I discovered this impact in 2004, when I was first threatened with a libel suit in London by a Saudi terror financier, who I had named in my book, Funding Evil: How Terrorism is Financed and How to Stop It. He chose London’s High Court to sue me and more than forty writers, many Americans included, in London, because he could have never succeeded to prove his innocence under American libel laws.
The problem has gotten so bad, that in August 2008 the United Nations Human Rights Committee acknowledged it in its assessment of British libel law. The Committee wrote that it was “concerned that the State party’s practical application of the law of libel has served to discourage critical media reporting on matters of serious public interest, adversely affecting the ability of scholars and journalists to publish their work, including through the phenomenon known as “libel tourism.” The Committee then warned that unless England reformed its libel law, the “State party’s unduly restrictive libel law will affect freedom of expression world-wide on matters of valid public interest.”

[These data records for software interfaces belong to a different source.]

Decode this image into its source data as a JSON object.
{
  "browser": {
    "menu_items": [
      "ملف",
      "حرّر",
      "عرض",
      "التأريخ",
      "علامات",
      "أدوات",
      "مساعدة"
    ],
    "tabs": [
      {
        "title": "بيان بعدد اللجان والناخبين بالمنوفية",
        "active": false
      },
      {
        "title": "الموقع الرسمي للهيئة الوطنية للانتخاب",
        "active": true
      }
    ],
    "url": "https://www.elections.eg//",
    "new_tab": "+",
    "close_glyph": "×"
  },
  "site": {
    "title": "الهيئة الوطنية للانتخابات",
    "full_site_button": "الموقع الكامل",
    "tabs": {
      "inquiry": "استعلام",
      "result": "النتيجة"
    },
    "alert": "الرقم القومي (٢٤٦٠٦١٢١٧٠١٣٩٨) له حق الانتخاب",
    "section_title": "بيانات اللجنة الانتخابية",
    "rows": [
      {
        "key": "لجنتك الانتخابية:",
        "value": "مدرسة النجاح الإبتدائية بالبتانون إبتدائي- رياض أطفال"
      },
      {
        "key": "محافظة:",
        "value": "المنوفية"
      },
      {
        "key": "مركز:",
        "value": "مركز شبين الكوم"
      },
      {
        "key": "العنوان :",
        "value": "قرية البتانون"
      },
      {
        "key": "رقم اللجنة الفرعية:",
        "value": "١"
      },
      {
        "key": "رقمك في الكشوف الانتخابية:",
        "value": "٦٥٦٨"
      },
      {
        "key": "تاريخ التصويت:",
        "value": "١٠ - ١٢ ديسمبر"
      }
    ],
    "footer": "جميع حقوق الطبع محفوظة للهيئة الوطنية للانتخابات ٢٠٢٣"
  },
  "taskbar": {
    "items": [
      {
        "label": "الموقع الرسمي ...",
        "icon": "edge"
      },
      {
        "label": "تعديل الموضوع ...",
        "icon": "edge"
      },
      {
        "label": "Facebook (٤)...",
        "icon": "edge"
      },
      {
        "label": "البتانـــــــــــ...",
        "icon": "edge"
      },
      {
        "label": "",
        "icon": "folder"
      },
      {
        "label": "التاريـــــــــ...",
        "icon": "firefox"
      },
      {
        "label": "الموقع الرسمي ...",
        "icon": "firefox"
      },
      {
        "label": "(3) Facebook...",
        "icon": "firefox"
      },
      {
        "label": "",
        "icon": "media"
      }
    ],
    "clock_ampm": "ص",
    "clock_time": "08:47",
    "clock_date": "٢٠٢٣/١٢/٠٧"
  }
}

Since my work focuses on exposing the means used to suppress our freedoms, I recognized that it was important to stop this form of oppression. My actions following the Saudi suit in London led to the passage of the Anti-Libel Terrorism Protection Act, also known as “Rachel’s Law,” by the New York legislature in May 2008.
Since of May 2008, Rachel’s Law has protected New York-based authors and publishers against the scourge of libel tourism. It has since served as the basis for similar legislation in seven other states, and more importantly, for the federal SPEECH Act that was passed by the U.S. Congress unanimously, and the only law to gain bipartisan support in the 111th Congress. The SPEECH Act drew the support of a national coalition of most major U.S. free speech organizations, headed by the Association of American Publishers. The SPEECH Act provides American writers and publishers protections from the enforcement of foreign libel judgments from countries with lesser protection for free expression than those provided by the First Amendment. It was signed into law in August 2010.
While the SPEECH Act was enacted to protect Americans right for free expression, it has also spurred legal reform in Britain. The British Parliament is now considering a libel law reform bill, which reflects the American notions of free speech protections. Significantly, it establishes truth and honest opinion as defenses to a defamation suit. The bill will also curtail libel tourism by only allowing suits to be brought by plaintiffs connected to Britain through residence or if they can prove that the alleged defamation affected them there.
I hope the bill passes swiftly and that other European countries soon follow suit in liberalizing their defamation laws. However, Europeans’ free speech rights will remain obstructed until European hate speech and hate crimes laws are also reformed.
I wish the Danish Free Press Society succeeds in its efforts to reform Denmark’s libel, hate speech and hate crime laws that now hinder your free expression. Some of you have stood up to oppression before and I hope that you soon prevail and regain your right to speak freely.
The preservation and advancement of free societies, our Western values and the integrity of our respective democracies depends upon our ability to freely investigate, publish, and exchange information and opinion.
My experience with libel tourism strengthened my appreciation of how fundamental and valuable is the right to free expression.
Advancing the protection of freedom of speech in the United States is one of the proudest accomplishments of my career. I am confident that over the next few years, together with the American Center for Democracy, we will be as successful in promoting effective solutions to the challenges facing the liberties, security, and economic well-being of Western democratic societies the world over.
We should remember that free speech is a right, not a privilege. Therefore we must be alert to prevent any attempt to take it away from us.
Beyond the Cusp